Work required
Below are records to be copied exactly; their pictures are to be omitted.

== Records supplied

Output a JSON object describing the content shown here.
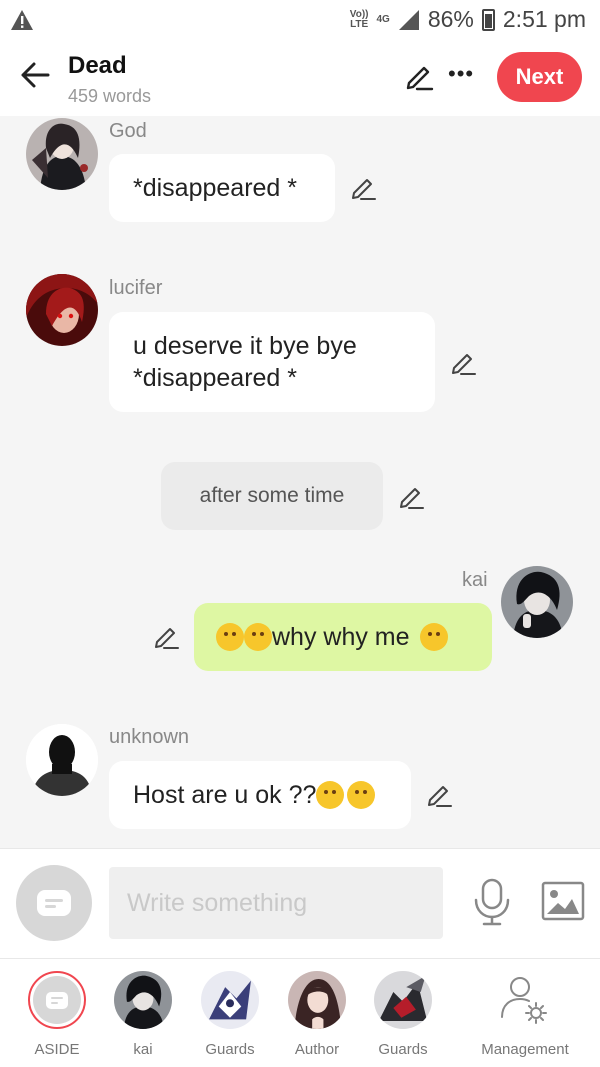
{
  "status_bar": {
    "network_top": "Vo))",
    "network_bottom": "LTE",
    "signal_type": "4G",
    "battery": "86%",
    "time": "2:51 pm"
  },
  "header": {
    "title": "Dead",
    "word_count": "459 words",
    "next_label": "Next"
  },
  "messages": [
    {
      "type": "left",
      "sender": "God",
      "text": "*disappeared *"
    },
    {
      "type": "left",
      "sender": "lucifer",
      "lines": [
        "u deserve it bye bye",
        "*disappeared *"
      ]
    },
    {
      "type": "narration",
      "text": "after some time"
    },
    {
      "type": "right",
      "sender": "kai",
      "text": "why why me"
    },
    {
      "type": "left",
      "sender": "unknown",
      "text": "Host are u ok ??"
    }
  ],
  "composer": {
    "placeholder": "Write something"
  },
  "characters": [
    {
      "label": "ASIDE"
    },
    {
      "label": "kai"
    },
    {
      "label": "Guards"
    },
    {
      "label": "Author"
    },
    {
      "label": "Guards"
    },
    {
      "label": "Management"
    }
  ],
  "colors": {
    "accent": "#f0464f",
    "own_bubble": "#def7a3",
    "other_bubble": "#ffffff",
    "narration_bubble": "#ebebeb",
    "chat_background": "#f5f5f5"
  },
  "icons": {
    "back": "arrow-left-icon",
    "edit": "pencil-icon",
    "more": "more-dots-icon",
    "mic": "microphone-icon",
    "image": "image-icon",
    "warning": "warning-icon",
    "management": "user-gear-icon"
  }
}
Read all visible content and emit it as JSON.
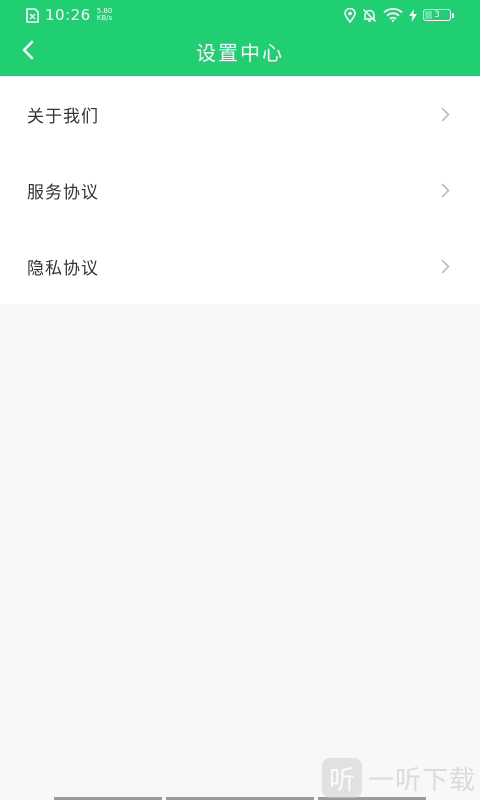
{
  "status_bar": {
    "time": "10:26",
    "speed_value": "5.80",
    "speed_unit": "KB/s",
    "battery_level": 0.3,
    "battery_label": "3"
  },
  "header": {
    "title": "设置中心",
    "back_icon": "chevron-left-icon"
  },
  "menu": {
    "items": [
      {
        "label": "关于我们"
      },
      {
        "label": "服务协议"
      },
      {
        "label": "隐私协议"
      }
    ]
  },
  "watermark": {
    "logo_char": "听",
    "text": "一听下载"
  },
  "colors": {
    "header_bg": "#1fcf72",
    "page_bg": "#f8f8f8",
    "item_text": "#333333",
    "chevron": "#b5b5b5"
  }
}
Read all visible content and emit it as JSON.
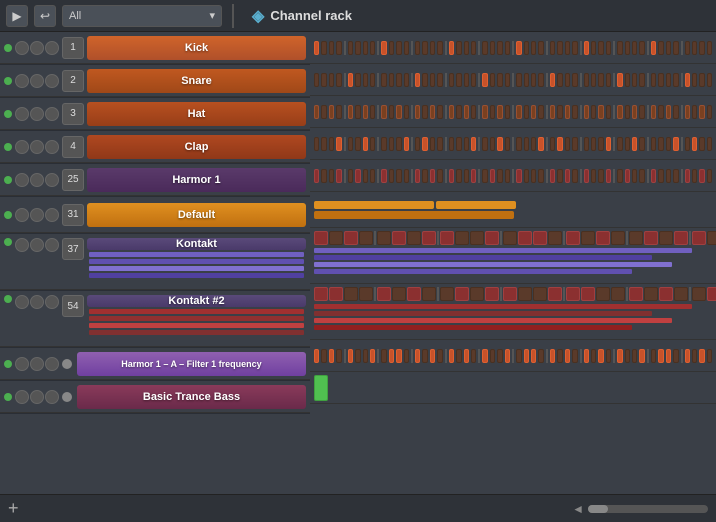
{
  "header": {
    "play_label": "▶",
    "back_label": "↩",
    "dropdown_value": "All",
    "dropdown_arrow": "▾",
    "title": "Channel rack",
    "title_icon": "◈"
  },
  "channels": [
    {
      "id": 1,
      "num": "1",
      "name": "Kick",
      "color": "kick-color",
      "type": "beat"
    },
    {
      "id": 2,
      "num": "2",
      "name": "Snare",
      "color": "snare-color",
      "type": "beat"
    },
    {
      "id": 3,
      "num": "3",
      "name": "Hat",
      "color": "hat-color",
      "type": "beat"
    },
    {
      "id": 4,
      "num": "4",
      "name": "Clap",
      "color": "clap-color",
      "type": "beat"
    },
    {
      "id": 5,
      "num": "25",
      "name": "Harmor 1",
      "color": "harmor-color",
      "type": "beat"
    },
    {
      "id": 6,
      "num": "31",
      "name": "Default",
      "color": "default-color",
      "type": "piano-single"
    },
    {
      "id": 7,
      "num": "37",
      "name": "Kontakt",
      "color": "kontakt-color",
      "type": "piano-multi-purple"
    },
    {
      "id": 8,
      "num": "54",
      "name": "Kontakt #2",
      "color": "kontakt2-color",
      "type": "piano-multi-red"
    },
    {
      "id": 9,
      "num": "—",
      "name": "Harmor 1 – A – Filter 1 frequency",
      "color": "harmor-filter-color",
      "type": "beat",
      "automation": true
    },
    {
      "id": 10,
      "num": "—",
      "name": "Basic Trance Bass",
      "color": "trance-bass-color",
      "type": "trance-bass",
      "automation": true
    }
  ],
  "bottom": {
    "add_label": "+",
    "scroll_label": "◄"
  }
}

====

Completed task
Output a JSON object describing the content shown here.
{
  "status_bar": {
    "network_top": "Vo))",
    "network_bottom": "LTE",
    "signal_type": "4G",
    "battery": "86%",
    "time": "2:51 pm"
  },
  "header": {
    "title": "Dead",
    "word_count": "459 words",
    "next_label": "Next"
  },
  "messages": [
    {
      "type": "left",
      "sender": "God",
      "text": "*disappeared *"
    },
    {
      "type": "left",
      "sender": "lucifer",
      "lines": [
        "u deserve it bye bye",
        "*disappeared *"
      ]
    },
    {
      "type": "narration",
      "text": "after some time"
    },
    {
      "type": "right",
      "sender": "kai",
      "text": "why why me"
    },
    {
      "type": "left",
      "sender": "unknown",
      "text": "Host are u ok ??"
    }
  ],
  "composer": {
    "placeholder": "Write something"
  },
  "characters": [
    {
      "label": "ASIDE"
    },
    {
      "label": "kai"
    },
    {
      "label": "Guards"
    },
    {
      "label": "Author"
    },
    {
      "label": "Guards"
    },
    {
      "label": "Management"
    }
  ],
  "colors": {
    "accent": "#f0464f",
    "own_bubble": "#def7a3",
    "other_bubble": "#ffffff",
    "narration_bubble": "#ebebeb",
    "chat_background": "#f5f5f5"
  },
  "icons": {
    "back": "arrow-left-icon",
    "edit": "pencil-icon",
    "more": "more-dots-icon",
    "mic": "microphone-icon",
    "image": "image-icon",
    "warning": "warning-icon",
    "management": "user-gear-icon"
  }
}
Read all visible content and emit it as JSON.
{
  "status_bar": {
    "time": "10:26",
    "speed_value": "5.80",
    "speed_unit": "KB/s",
    "battery_level": 0.3,
    "battery_label": "3"
  },
  "header": {
    "title": "设置中心",
    "back_icon": "chevron-left-icon"
  },
  "menu": {
    "items": [
      {
        "label": "关于我们"
      },
      {
        "label": "服务协议"
      },
      {
        "label": "隐私协议"
      }
    ]
  },
  "watermark": {
    "logo_char": "听",
    "text": "一听下载"
  },
  "colors": {
    "header_bg": "#1fcf72",
    "page_bg": "#f8f8f8",
    "item_text": "#333333",
    "chevron": "#b5b5b5"
  }
}
Read all visible content and emit it as JSON.
{
  "header": {
    "play_label": "▶",
    "back_label": "↩",
    "dropdown_value": "All",
    "dropdown_arrow": "▾",
    "title": "Channel rack",
    "title_icon": "◈"
  },
  "channels": [
    {
      "id": 1,
      "num": "1",
      "name": "Kick",
      "color": "kick-color",
      "type": "beat"
    },
    {
      "id": 2,
      "num": "2",
      "name": "Snare",
      "color": "snare-color",
      "type": "beat"
    },
    {
      "id": 3,
      "num": "3",
      "name": "Hat",
      "color": "hat-color",
      "type": "beat"
    },
    {
      "id": 4,
      "num": "4",
      "name": "Clap",
      "color": "clap-color",
      "type": "beat"
    },
    {
      "id": 5,
      "num": "25",
      "name": "Harmor 1",
      "color": "harmor-color",
      "type": "beat"
    },
    {
      "id": 6,
      "num": "31",
      "name": "Default",
      "color": "default-color",
      "type": "piano-single"
    },
    {
      "id": 7,
      "num": "37",
      "name": "Kontakt",
      "color": "kontakt-color",
      "type": "piano-multi-purple"
    },
    {
      "id": 8,
      "num": "54",
      "name": "Kontakt #2",
      "color": "kontakt2-color",
      "type": "piano-multi-red"
    },
    {
      "id": 9,
      "num": "—",
      "name": "Harmor 1 – A – Filter 1 frequency",
      "color": "harmor-filter-color",
      "type": "beat",
      "automation": true
    },
    {
      "id": 10,
      "num": "—",
      "name": "Basic Trance Bass",
      "color": "trance-bass-color",
      "type": "trance-bass",
      "automation": true
    }
  ],
  "bottom": {
    "add_label": "+",
    "scroll_label": "◄"
  }
}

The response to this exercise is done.